Port: North Dakota's Supreme Court is close to manufacturing a right to an abortion in the state constitution
"The question of legal abortion, as difficult as it is, should be left to our legislatures and the ballot box. Not a bunch of lawyers in a courtroom."
MINOT, N.D. — Back in 2020, it was clear that the North Dakota Supreme Court wanted to impose, amid the COVID-19 pandemic, a moratorium on residential evictions, so the court invented a premise that allowed them to do so.
Under the auspices of their authority as administrators of the state court system, the justices stopped residential evictions . That this was an explicitly political move, and not a health-driven decision, was clear from the court stopping residential eviction proceedings while commercial evictions and other sorts of proceedings were still allowed to go forward.

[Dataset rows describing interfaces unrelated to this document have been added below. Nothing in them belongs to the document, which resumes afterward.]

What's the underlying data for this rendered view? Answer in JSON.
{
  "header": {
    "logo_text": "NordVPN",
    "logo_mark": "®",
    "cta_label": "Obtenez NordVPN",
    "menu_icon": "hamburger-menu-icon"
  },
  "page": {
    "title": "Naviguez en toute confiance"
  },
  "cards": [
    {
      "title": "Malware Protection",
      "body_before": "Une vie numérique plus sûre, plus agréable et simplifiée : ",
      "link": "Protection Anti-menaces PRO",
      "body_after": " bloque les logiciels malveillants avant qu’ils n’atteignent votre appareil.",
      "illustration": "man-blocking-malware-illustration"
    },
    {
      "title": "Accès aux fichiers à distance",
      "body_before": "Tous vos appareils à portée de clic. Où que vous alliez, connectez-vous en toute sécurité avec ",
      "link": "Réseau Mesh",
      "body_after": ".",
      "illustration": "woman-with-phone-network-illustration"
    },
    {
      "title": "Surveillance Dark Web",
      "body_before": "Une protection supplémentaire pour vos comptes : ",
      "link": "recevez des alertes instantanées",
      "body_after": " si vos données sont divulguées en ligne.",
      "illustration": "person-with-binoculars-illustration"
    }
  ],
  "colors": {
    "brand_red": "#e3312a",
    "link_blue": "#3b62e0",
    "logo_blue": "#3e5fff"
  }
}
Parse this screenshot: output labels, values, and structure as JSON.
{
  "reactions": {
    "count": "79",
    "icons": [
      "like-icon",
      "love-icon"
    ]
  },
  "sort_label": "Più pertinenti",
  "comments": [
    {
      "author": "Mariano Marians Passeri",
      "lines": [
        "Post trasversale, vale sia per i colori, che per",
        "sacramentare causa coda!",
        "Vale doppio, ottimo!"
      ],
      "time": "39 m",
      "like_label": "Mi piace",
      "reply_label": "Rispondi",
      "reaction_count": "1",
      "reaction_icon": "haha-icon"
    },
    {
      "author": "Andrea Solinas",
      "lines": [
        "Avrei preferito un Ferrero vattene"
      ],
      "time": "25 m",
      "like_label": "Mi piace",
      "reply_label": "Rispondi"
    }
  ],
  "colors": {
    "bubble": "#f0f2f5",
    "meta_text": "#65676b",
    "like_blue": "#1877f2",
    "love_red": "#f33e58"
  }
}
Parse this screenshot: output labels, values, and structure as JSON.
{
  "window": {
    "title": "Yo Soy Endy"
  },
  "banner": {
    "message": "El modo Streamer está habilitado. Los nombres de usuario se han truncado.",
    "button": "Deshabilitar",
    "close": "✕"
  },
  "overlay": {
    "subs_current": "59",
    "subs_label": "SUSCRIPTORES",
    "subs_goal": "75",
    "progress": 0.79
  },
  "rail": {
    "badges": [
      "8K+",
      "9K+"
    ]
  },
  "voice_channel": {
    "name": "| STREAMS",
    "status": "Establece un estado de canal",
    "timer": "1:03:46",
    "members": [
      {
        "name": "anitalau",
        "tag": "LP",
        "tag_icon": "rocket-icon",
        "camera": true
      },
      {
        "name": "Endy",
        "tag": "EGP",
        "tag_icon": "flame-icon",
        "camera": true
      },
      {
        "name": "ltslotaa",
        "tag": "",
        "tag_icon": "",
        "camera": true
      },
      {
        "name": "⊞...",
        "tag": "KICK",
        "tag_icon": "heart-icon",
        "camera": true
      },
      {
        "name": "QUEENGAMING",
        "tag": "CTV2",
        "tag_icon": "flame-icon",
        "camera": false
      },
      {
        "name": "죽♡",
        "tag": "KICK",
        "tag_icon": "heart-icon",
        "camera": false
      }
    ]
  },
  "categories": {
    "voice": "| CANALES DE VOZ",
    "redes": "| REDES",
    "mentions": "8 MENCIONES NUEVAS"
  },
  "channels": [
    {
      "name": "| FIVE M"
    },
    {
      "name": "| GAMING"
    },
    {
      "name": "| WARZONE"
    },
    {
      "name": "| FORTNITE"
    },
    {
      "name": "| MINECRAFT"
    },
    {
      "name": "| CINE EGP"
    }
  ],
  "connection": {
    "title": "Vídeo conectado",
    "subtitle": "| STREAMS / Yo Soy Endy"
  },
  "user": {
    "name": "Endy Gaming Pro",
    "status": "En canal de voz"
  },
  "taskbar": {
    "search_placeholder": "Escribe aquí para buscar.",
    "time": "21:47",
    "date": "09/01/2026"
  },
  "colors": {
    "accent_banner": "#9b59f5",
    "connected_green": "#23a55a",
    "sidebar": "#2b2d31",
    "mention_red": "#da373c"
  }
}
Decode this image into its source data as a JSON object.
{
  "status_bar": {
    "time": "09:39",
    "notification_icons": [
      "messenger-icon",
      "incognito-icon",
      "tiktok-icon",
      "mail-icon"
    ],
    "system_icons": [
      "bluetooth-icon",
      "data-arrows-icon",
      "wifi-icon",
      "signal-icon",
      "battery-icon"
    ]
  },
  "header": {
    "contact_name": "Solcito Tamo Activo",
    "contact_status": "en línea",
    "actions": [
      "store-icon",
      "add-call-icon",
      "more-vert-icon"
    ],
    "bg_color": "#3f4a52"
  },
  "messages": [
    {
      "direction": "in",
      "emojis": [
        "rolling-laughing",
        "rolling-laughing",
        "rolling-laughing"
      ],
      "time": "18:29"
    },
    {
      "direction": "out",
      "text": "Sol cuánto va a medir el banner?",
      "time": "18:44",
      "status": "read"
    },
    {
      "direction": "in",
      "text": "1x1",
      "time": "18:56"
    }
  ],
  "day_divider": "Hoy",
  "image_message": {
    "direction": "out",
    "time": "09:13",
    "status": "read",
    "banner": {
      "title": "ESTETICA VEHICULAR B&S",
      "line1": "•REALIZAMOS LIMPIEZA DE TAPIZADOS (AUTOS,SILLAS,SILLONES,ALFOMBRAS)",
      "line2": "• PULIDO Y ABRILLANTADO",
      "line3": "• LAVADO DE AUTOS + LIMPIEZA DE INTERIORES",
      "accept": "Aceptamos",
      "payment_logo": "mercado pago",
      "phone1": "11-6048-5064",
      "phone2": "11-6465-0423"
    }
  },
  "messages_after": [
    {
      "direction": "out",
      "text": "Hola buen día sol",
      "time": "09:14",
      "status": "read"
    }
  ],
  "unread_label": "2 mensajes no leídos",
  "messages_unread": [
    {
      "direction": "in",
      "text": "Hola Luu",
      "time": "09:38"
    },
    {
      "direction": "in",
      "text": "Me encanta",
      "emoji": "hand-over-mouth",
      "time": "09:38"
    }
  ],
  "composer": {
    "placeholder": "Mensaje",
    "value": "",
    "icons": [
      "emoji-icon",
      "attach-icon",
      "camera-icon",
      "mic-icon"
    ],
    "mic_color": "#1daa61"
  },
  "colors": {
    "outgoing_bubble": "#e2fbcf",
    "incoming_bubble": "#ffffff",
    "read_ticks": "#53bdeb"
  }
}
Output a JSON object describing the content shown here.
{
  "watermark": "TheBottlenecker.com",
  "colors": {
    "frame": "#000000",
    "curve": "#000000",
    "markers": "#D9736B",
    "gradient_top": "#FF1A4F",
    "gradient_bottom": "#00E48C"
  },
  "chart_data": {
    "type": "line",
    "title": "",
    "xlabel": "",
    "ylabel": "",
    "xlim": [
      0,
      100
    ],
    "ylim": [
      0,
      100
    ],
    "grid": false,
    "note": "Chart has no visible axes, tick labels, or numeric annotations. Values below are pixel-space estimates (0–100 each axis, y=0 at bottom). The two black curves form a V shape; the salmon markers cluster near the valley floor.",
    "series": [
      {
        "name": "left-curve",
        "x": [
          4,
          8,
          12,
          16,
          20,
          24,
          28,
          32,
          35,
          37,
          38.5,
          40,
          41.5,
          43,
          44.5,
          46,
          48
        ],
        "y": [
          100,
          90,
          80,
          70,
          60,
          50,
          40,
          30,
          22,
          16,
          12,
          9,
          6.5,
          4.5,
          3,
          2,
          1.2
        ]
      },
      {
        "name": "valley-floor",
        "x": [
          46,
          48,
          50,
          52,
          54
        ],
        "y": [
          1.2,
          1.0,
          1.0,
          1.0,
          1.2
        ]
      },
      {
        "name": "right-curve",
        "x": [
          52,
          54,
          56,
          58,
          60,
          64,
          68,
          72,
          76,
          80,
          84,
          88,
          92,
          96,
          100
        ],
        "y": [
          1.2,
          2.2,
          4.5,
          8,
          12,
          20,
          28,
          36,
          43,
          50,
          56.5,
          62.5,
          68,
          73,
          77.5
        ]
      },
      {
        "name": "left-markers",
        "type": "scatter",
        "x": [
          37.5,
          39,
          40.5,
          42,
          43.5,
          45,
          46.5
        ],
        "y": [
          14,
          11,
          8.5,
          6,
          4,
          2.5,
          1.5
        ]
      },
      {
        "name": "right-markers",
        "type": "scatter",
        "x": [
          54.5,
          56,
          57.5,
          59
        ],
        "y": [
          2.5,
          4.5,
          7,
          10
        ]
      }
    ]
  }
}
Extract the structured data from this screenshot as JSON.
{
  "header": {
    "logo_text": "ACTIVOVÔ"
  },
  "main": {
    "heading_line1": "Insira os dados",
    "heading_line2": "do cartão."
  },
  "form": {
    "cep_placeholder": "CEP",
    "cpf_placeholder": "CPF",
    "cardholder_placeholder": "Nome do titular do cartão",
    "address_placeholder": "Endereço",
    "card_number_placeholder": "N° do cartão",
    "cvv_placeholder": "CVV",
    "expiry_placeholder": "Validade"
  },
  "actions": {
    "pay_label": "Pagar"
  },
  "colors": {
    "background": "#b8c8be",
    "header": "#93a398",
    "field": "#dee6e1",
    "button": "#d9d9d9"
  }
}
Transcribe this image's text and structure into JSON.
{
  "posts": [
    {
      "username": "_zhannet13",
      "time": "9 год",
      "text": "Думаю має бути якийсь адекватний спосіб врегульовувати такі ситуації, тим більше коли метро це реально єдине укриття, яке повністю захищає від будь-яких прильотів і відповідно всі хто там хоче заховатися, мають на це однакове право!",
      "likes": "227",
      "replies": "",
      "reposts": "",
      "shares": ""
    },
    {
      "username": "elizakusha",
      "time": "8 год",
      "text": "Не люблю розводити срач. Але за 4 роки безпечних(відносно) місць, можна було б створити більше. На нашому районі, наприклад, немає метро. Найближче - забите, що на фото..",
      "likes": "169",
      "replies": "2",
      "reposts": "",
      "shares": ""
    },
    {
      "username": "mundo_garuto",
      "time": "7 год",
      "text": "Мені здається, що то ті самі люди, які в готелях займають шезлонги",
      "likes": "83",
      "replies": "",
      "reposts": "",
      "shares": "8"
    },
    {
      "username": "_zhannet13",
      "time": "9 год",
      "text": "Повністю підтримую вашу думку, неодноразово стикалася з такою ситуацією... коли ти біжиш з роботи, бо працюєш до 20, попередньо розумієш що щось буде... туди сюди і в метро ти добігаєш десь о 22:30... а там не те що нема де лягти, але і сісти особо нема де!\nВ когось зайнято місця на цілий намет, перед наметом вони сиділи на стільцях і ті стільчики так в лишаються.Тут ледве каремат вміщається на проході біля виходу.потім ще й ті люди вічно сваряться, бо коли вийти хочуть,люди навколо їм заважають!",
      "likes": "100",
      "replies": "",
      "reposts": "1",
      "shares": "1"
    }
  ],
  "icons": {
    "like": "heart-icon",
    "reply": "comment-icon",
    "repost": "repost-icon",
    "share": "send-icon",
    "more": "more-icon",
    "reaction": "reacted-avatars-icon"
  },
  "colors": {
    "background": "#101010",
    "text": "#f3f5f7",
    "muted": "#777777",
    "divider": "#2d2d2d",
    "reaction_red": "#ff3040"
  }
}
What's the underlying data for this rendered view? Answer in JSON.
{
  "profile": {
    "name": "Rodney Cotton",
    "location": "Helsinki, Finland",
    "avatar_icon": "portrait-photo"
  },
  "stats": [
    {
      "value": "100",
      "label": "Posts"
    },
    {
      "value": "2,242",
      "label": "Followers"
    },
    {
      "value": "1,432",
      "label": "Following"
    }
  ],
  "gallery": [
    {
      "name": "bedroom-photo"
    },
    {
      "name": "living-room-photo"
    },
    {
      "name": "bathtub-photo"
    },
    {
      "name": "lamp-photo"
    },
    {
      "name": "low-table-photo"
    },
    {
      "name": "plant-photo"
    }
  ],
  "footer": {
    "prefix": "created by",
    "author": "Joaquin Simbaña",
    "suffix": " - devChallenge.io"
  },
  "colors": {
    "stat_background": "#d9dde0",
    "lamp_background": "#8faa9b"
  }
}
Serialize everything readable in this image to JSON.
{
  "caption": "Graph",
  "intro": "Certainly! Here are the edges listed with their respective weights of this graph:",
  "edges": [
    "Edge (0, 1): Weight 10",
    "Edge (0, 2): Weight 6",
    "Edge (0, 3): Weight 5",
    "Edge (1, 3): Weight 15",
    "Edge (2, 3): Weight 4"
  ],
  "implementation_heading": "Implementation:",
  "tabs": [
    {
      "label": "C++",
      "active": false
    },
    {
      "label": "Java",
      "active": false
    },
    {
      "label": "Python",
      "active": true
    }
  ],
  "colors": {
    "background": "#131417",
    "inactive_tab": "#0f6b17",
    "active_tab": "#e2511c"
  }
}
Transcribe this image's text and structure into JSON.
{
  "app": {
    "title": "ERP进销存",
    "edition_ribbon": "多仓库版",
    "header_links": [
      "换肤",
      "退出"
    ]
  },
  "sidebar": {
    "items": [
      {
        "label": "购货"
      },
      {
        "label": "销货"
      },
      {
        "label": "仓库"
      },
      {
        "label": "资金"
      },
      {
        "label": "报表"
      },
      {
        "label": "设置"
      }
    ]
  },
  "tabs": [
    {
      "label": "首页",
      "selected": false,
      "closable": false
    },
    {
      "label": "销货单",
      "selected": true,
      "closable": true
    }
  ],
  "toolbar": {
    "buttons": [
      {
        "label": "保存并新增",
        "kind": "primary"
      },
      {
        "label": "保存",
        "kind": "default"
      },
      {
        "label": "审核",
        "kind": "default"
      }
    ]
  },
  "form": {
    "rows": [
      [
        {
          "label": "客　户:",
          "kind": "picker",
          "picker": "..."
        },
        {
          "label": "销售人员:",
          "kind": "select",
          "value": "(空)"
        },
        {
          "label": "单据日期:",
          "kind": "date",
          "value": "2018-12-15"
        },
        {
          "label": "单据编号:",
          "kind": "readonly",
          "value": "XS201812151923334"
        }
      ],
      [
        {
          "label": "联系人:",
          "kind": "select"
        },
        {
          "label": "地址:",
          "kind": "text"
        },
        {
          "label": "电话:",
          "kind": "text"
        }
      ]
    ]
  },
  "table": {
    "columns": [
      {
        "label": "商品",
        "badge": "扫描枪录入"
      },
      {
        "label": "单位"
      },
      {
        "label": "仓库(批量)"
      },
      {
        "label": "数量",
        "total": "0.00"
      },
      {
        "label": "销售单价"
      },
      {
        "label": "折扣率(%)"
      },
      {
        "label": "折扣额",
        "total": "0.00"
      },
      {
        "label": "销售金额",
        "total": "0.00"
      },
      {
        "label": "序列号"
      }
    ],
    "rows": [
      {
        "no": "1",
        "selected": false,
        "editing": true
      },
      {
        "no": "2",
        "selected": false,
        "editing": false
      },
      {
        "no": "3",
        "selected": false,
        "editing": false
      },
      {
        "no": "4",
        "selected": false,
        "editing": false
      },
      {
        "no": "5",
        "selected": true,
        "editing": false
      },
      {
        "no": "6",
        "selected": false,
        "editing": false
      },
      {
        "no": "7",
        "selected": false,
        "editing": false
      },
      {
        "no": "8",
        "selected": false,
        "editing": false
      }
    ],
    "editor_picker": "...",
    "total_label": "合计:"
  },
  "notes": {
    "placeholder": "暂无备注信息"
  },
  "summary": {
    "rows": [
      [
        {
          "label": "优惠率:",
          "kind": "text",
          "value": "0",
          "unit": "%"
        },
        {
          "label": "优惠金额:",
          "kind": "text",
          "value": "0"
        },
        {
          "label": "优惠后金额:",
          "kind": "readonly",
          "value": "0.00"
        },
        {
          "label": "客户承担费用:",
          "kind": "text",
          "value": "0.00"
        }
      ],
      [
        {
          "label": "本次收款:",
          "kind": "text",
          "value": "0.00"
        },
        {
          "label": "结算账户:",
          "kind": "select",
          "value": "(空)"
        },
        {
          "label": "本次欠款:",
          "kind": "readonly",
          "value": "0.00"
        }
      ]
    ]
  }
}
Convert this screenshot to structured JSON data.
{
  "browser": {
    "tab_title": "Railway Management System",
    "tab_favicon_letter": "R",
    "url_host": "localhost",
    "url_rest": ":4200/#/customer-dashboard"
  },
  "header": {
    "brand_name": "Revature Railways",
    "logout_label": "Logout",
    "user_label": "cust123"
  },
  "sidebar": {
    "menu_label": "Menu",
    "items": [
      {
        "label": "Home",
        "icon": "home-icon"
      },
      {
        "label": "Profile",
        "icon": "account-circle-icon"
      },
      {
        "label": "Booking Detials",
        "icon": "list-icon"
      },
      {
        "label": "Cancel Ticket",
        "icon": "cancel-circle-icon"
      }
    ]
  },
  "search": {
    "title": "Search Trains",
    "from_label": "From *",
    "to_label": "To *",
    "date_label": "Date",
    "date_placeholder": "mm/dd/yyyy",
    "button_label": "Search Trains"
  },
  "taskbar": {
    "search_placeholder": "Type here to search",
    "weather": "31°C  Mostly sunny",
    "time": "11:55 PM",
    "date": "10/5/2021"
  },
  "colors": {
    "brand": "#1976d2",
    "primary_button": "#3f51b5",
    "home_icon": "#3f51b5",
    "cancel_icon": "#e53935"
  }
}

This was a policy decision — again, a political decision — that the legislative or executive branches should have made. But the court made it instead. The justices wanted a certain political outcome, and they found a way to get it.
Which seems very much in line with how Chief Justice Jon Jensen sees his job. "I think judges like to help people," Jensen said shortly after being sworn into the court back in 2017 . "And I think you're no longer an advocate but you're in some ways finding the legal solution, but the solution."
That's a fundamentally incorrect view of the role of the courts in our society, yet it's showing up in how Jensen's court is doing its job, specifically in the post-Roe v. Wade litigation over North Dakota's near-total ban on abortions.
In issuing an opinion upholding a ridiculous district court decision to roadblock a bipartisan law duly passed by the elected representatives of the people, the court has laid the groundwork for inventing a right to an abortion in the state constitution.
To be clear, the court hasn't established a total right to an abortion. Not yet. Rather, the court has found one only in instances where the life and health of the mother are at risk, and that's where things get confusing.
"After review of North Dakota’s history and traditions, and the plain language of article I, section 1 of the North Dakota Constitution, it is clear the citizens of North Dakota have a right to enjoy and defend life and a right to pursue and obtain safety, which necessarily includes a pregnant woman has a fundamental right to obtain an abortion to preserve her life or her health," Chief Justice Jon Jensen wrote in the court's opinion.
The court has left open the question of abortion in instances where the mother simply doesn't want to get pregnant, but it's not hard to see what direction they're going. Under these fuzzy auspices, any abortion might be justified as long as some medical professional is willing to say that it's necessary for the life and health of the mother.
At no point in the history of this state has a single word been added to our state constitution with the intent of creating a right to an abortion. But now the state Supreme Court has found one so substantial that they're concluded, in this opinion upholding the district court's injunction against North Dakota's ban, that the pro-choice groups challenging the law will likely be successful.
Few of you are going to be willing to set aside your feelings on abortion and consider the process at work here, but I'm going to ask you to do it anyway: Should our laws be written by lawmakers, or judges?
This opinion from the court is going to inspire a lot of strong reactions from the public, and those reactions are going to be rooted in how the people feel about abortion, but we need to set that issue aside and focus on the fact that this court has shown a willingness to go arrogate to themselves the authority to legislate.
The question of legal abortion, as difficult as it is, should be left to our legislatures and the ballot box. Not a bunch of lawyers in a courtroom.